Low-income friendly public transit missing: OSHS

Vanderhoof’s vulnerable women need an affordable public transit system, says the safe home society.

Vanderhoof’s vulnerable women need an affordable public transit system, says the safe home society.

The Joy Aitkens Safe Home has received $10,000 of funding earlier this year, as part of the provincial government’s second- and third-year commitments under its three-year $5.5-million Provincial Domestic Violence Plan to provide direct services for Aboriginal children, youth and families in rural and remote communities.

“While we are always grateful for help moving women and children to safety and bringing women into town for groups, counseling, and outreach services,” said Lynne Stuart, director of the Omineca Safe Home Society. “We feel that a safe, convenient and affordable public transit system would help immensely.”

Stuart added, “In a community with no taxi or other transit, and buses that have reduced their routes and have long waits outside, women are still hitchhiking if they need to be somewhere over holidays or the weekends.”

The one-time grant has allowed the society to build on its existing outreach program, she said.

“It helps us bring women from rural areas in for counseling, groups, and outreach services,” Stuart said. “And cover the costs of outreach transportation as outreach workers take the women to court, lawyers appointments, etc.”

She said the funding assists with moving the society’s clients out of Vanderhoof when necessary as well.

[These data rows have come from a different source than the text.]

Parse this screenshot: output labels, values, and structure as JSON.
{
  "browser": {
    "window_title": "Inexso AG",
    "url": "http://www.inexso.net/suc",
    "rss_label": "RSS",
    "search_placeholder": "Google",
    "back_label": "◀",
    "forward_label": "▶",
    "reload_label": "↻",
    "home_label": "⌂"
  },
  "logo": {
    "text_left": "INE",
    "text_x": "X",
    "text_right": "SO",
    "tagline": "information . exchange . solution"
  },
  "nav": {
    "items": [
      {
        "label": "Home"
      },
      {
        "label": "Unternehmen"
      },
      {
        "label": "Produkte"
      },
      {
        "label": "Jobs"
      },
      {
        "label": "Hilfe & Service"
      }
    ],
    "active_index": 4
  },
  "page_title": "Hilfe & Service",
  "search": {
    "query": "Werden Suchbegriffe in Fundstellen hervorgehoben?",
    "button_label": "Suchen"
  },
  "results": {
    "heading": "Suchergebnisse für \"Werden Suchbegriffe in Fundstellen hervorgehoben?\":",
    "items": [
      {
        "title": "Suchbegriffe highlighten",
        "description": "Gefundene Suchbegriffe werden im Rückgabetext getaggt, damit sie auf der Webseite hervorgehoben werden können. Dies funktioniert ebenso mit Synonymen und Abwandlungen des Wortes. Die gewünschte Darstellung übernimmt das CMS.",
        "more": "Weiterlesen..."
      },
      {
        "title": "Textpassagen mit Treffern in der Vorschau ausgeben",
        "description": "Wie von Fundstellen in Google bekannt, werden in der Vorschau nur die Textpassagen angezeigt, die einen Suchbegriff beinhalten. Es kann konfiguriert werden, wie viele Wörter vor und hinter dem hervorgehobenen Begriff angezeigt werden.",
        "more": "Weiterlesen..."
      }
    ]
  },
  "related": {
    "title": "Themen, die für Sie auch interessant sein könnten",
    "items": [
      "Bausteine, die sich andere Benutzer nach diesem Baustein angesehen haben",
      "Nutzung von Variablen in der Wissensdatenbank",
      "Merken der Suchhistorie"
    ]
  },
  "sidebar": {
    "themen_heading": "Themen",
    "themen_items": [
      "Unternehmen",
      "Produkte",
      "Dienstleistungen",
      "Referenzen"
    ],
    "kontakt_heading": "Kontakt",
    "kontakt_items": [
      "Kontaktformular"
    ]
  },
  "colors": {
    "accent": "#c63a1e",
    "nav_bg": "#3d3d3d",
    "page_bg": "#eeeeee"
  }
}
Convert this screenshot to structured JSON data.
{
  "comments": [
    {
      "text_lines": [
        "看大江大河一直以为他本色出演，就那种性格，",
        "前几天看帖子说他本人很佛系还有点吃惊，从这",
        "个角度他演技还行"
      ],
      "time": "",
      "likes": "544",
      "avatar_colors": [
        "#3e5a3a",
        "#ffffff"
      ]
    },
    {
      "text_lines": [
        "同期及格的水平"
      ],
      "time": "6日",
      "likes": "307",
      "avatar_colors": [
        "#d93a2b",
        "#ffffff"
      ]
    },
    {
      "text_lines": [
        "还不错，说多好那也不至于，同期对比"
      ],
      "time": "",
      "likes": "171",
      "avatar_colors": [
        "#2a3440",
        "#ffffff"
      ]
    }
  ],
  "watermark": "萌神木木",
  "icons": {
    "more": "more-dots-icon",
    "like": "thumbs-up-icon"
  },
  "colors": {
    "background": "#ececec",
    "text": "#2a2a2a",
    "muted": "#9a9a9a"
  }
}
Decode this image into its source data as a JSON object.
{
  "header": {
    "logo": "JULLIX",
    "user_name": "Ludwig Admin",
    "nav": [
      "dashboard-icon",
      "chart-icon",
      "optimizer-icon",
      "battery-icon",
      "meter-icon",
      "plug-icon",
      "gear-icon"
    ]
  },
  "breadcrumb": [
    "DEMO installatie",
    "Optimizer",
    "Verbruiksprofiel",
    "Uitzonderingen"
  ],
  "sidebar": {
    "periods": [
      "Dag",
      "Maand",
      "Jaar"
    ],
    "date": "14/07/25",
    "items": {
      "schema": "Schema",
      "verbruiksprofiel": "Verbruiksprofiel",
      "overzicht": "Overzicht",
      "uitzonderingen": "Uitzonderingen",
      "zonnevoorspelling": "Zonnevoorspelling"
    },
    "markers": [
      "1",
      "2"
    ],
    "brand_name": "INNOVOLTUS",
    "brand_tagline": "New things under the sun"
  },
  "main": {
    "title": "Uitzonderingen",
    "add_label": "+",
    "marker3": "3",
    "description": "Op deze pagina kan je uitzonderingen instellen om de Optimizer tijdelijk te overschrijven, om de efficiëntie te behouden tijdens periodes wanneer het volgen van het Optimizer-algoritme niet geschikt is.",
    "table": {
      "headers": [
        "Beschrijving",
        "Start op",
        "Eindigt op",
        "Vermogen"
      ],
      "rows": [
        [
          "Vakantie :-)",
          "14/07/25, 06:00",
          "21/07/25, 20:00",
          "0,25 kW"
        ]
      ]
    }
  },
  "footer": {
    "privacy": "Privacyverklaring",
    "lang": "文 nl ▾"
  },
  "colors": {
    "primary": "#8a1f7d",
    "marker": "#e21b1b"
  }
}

“It helps us move women to other centers in other towns if they are feeling unsafe in their community….and move women to larger centers if affordable housing cannot be found here.”

She added that replacement costs for identification documents would also be covered by the funding, “if a woman has left quickly and is unable to take it with her, or it was lost or stolen.”

The Omineca Safe Home Society is one of several organizations in the region that have received the funding, as Fireweed Safe Haven in Fort St. James and Eagle’s Nest Transition House in Burns Lake also received $10,000 each to help with its services for remote communities.

“Our government recognizes that Aboriginal women and children, both on and off reserve, reflect a large percentage of British Columbians who are affected by domestic violence and other crimes,” Nechako Lakes MLA John Rustad said. “This funding will help Aboriginal women and children access the supports and services they need to help prevent violence and escape from situations and recover if they have been victims of crime.”